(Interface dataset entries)
----------------------------------------
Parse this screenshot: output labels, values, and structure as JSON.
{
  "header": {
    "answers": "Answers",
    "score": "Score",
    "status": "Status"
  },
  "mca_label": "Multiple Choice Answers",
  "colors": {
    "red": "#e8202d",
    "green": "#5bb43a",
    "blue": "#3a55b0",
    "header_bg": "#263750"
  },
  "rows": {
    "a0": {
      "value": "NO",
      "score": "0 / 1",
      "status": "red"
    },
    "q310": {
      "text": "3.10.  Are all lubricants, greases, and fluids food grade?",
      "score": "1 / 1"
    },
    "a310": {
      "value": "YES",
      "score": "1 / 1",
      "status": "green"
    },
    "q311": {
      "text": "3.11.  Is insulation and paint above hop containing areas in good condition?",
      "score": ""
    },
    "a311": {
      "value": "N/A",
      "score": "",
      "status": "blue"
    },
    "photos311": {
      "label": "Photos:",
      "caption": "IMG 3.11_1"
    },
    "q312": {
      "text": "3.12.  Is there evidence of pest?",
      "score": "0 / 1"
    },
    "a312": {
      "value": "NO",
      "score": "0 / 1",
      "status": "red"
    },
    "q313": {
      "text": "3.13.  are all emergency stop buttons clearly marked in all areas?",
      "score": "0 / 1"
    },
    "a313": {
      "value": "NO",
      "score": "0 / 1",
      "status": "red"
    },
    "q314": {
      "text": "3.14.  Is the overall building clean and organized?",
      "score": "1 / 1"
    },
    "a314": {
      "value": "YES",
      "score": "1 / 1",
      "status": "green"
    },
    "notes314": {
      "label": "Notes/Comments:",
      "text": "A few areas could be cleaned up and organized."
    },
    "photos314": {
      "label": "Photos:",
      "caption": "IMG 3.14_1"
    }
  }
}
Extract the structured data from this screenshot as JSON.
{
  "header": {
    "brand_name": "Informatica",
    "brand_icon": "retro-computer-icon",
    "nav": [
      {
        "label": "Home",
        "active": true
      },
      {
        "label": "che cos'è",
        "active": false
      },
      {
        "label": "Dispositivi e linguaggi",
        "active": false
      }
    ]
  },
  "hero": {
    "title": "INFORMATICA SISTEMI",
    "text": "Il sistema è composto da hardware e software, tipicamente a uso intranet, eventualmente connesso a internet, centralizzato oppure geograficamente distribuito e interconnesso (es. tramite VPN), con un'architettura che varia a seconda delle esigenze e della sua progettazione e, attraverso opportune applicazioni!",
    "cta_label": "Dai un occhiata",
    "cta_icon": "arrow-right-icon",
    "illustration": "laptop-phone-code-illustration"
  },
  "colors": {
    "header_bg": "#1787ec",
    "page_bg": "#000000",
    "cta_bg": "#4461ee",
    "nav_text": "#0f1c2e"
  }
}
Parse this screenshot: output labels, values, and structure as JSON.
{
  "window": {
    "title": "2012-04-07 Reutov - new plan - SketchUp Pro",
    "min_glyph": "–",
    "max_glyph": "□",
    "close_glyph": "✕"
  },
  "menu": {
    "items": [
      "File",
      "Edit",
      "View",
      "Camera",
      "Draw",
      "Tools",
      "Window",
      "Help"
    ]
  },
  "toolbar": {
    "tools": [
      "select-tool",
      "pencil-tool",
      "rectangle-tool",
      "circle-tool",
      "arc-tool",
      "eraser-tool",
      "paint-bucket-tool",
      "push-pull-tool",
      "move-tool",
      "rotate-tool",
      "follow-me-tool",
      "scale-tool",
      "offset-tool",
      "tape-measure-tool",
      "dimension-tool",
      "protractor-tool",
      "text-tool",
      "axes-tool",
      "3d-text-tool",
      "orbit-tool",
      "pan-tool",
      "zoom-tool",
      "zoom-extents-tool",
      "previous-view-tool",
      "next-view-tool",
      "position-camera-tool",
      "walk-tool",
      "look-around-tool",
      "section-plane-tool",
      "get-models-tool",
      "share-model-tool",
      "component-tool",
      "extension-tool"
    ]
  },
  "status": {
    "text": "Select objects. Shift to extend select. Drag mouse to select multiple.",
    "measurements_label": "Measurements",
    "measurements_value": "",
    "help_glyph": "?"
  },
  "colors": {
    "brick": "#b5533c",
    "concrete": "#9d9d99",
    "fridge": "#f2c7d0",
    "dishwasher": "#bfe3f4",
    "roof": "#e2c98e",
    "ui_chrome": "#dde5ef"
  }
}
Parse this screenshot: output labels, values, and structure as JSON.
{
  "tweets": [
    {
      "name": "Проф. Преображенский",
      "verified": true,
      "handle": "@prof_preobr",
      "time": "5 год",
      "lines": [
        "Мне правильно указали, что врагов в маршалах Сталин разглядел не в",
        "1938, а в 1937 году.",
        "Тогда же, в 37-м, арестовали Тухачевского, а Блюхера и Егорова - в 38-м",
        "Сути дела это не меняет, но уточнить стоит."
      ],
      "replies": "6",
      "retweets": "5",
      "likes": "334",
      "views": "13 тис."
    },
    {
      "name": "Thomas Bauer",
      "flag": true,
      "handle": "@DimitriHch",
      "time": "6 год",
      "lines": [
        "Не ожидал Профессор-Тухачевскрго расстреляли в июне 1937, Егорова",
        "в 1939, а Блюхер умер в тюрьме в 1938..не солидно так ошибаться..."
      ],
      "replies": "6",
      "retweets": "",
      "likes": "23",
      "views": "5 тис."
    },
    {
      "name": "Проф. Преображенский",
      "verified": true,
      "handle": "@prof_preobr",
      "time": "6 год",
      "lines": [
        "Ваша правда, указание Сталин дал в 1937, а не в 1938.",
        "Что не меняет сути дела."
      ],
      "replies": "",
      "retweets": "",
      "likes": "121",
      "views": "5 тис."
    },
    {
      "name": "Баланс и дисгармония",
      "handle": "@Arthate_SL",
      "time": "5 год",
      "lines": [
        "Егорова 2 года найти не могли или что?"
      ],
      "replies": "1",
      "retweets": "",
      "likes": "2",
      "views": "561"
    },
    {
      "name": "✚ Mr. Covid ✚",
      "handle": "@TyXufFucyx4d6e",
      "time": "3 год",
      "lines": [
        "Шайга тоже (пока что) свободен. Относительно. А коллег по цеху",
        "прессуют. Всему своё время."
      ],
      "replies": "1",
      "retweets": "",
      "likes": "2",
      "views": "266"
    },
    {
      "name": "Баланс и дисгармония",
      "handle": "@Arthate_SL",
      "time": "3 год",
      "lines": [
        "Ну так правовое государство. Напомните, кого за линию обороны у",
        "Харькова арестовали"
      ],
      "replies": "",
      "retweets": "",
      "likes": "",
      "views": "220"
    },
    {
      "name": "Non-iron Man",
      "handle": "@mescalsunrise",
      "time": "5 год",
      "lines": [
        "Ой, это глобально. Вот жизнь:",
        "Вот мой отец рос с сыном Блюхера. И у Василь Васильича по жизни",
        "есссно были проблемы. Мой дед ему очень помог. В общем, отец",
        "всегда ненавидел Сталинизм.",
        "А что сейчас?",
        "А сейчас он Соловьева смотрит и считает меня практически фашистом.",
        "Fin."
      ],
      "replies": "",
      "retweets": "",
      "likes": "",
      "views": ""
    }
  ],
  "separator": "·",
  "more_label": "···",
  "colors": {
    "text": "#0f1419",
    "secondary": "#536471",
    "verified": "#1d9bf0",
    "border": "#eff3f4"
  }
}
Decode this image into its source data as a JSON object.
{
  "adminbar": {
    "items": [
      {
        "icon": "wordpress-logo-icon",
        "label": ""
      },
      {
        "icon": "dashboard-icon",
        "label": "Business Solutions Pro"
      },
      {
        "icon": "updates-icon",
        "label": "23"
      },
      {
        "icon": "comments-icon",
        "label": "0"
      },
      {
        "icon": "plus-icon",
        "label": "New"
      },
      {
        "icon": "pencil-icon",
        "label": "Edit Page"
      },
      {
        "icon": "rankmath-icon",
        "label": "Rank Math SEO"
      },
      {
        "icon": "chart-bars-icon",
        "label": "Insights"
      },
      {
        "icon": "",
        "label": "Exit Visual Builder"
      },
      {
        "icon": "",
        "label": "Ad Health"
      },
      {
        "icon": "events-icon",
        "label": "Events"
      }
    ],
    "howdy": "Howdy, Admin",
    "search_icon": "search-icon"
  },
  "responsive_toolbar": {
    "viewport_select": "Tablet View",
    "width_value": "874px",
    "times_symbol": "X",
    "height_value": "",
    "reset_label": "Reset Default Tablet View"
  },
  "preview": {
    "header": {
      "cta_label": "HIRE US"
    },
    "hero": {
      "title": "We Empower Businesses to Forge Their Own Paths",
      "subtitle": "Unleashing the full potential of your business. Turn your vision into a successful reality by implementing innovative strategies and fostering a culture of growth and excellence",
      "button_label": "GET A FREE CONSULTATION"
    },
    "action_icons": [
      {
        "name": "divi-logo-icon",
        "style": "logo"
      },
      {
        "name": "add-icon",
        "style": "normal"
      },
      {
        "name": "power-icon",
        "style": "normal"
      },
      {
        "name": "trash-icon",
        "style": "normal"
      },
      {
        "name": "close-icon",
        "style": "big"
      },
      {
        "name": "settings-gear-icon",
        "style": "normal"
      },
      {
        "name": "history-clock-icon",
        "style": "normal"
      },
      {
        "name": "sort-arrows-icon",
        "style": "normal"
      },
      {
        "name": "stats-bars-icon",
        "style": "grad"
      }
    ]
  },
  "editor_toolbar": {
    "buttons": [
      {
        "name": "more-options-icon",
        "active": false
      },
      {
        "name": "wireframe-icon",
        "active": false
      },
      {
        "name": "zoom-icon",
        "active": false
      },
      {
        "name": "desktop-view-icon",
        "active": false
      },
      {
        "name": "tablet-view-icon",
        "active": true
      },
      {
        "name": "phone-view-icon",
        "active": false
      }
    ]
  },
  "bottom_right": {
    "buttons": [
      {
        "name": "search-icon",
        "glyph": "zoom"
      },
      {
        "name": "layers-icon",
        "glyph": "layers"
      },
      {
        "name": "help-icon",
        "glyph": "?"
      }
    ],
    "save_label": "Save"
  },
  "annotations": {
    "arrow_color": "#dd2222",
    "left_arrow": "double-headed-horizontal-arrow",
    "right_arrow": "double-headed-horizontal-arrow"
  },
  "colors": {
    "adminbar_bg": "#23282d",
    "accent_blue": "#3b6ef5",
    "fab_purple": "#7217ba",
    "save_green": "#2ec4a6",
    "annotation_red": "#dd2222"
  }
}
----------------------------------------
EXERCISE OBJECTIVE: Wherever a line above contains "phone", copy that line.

COMPLETED TASK:
    "illustration": "laptop-phone-code-illustration"
        "name": "phone-view-icon",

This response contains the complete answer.